notes on Kelty's Two Bits
Thomas Scoville: The Elements Of Style: UNIX As Literature http://theody.net/elements.html
The Art of Unix Programming:
The UNIX-HATERS Handbook ed. by Simpson Garfinkel, Daniel Weise, Steven Strassmann San Mateo: IDG, 1994
Unix culture values code which is useful to other programmers, while Windows culture values code which is useful to non-programmers.
The very fact that the Unix world is so full of self-righteous cultural superiority, "advocacy," and slashdot-karma-whoring sectarianism while the Windows world is more practical ("yeah, whatever, I just need to make a living here") stems from a culture that feels itself under siege, unable to break out of the server closet and hobbyist market and onto the mainstream desktop.
Unix culture has an established loathing of casual users, business users, and the graphical desktop.
Mastery of UNIX, like mastery of language, offers real freedom. The price of freedom is always dear, but there's no substitute. Personally, I'd rather pay for my freedom than live in a bitmapped, pop-up-happy dungeon like NT. I'm hoping that as IT folks become more seasoned and less impressed by superficial convenience at the expense of real freedom, they will yearn for the kind of freedom and responsibility UNIX allows. When they do, UNIX will be there to fill the need.
The whole Unix culture was based upon sending C source code from person to person, adding features and fixing bugs as time went on.

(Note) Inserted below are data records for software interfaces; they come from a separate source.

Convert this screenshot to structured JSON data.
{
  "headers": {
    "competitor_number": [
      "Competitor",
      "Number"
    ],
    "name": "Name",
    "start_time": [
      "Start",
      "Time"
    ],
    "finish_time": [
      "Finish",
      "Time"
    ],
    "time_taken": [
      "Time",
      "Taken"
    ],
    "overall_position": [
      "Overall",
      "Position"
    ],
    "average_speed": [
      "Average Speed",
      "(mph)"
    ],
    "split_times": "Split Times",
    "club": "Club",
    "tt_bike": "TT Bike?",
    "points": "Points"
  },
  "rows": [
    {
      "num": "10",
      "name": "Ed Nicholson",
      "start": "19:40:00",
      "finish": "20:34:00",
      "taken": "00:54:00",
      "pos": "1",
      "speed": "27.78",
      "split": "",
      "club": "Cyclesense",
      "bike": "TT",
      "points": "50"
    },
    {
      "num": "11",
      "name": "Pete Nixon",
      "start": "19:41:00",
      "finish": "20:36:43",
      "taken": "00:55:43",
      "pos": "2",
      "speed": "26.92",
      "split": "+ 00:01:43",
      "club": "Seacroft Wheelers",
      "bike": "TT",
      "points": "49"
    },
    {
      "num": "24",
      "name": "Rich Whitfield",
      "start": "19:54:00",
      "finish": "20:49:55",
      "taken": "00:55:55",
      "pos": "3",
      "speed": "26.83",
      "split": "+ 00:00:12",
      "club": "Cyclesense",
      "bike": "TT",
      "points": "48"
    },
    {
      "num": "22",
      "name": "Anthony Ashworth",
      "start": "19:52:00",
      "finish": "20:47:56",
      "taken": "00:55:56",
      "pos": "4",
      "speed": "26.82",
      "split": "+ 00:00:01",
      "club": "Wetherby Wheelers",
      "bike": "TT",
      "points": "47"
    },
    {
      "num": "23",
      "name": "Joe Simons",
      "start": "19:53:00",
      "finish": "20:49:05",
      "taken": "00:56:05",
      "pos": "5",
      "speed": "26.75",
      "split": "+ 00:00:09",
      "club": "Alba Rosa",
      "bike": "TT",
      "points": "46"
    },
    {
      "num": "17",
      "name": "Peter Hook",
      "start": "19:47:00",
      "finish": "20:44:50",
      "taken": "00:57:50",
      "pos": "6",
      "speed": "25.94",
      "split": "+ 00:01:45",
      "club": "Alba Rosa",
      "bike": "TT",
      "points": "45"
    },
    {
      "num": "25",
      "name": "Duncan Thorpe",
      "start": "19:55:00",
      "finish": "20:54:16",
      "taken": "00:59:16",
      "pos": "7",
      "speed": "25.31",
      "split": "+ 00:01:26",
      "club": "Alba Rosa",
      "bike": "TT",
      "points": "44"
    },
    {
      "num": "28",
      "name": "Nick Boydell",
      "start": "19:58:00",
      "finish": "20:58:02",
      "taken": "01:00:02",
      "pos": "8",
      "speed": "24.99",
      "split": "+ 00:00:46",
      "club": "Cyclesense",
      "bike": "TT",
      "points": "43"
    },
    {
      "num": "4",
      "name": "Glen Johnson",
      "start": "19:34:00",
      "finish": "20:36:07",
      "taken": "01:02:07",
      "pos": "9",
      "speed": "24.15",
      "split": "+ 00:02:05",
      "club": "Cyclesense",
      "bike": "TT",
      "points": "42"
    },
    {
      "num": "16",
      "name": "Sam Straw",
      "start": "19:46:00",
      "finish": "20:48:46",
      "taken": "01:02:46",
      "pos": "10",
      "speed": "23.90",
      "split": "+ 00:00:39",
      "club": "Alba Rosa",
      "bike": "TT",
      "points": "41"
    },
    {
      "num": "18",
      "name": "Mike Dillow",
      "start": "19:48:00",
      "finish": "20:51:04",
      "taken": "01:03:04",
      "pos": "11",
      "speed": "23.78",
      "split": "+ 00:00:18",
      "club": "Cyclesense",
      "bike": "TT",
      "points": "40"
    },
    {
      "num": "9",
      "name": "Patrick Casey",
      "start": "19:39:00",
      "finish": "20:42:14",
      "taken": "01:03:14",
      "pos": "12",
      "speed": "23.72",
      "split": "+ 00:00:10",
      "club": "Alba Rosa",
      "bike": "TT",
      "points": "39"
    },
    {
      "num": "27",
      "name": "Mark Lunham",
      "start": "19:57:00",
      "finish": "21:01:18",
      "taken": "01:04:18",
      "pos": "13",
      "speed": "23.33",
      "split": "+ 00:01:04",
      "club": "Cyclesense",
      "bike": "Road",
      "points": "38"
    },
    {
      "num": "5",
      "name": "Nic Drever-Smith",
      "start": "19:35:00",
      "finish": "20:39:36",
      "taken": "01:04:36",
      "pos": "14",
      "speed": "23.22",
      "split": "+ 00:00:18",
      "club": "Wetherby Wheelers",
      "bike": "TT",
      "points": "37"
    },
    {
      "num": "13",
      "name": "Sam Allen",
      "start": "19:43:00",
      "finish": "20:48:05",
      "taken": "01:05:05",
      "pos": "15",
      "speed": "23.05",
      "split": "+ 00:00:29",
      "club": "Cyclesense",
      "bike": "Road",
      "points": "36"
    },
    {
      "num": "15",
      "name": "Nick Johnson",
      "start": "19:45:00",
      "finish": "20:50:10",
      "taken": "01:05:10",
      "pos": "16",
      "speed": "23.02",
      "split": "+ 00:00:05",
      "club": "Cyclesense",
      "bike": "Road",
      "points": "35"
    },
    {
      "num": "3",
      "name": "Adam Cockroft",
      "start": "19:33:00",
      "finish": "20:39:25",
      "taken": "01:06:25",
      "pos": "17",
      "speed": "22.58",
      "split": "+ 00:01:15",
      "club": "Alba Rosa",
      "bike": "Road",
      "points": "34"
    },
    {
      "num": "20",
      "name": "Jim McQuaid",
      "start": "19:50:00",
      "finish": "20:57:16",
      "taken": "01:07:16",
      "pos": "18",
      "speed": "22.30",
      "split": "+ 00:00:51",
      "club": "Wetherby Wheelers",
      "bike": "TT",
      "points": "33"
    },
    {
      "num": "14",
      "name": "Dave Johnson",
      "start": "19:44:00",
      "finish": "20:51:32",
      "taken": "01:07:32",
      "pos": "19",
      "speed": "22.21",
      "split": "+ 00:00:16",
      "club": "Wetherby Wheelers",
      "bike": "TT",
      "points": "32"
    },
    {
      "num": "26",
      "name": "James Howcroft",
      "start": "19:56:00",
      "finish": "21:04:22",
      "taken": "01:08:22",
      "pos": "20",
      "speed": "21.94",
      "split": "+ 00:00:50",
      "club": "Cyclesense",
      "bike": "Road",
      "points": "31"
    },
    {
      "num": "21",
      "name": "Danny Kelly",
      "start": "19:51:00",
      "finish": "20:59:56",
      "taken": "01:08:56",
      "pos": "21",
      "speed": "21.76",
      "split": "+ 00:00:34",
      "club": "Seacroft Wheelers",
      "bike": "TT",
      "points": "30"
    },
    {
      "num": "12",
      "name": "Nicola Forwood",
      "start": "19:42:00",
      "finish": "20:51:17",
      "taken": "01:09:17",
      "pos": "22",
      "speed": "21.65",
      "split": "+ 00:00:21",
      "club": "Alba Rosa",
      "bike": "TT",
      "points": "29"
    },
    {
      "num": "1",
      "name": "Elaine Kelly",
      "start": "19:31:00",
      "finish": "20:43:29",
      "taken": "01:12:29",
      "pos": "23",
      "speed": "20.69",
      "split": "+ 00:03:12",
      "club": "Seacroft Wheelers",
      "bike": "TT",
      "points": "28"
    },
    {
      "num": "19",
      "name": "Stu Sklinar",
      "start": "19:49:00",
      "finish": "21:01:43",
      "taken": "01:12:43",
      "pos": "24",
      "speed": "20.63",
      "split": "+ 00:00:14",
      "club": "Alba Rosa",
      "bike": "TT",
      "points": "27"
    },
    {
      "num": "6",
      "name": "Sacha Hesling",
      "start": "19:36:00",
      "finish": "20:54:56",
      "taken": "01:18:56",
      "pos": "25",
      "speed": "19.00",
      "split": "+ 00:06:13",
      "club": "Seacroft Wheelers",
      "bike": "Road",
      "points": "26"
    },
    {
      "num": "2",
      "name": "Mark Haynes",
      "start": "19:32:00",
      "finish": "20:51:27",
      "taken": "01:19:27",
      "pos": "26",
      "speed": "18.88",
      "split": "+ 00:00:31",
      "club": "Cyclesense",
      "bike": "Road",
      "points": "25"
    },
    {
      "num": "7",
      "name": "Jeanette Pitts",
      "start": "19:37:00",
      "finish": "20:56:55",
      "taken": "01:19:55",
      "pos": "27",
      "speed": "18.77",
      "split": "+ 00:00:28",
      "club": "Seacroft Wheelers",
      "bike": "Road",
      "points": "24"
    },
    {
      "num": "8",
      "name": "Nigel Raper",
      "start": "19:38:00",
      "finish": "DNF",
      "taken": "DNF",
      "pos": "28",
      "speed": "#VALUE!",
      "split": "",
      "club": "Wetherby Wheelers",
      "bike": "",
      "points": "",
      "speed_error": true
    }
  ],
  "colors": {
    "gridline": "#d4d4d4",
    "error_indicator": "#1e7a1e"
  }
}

Note that there was no technical reason why Unix could not have come up with a good graphical user interface system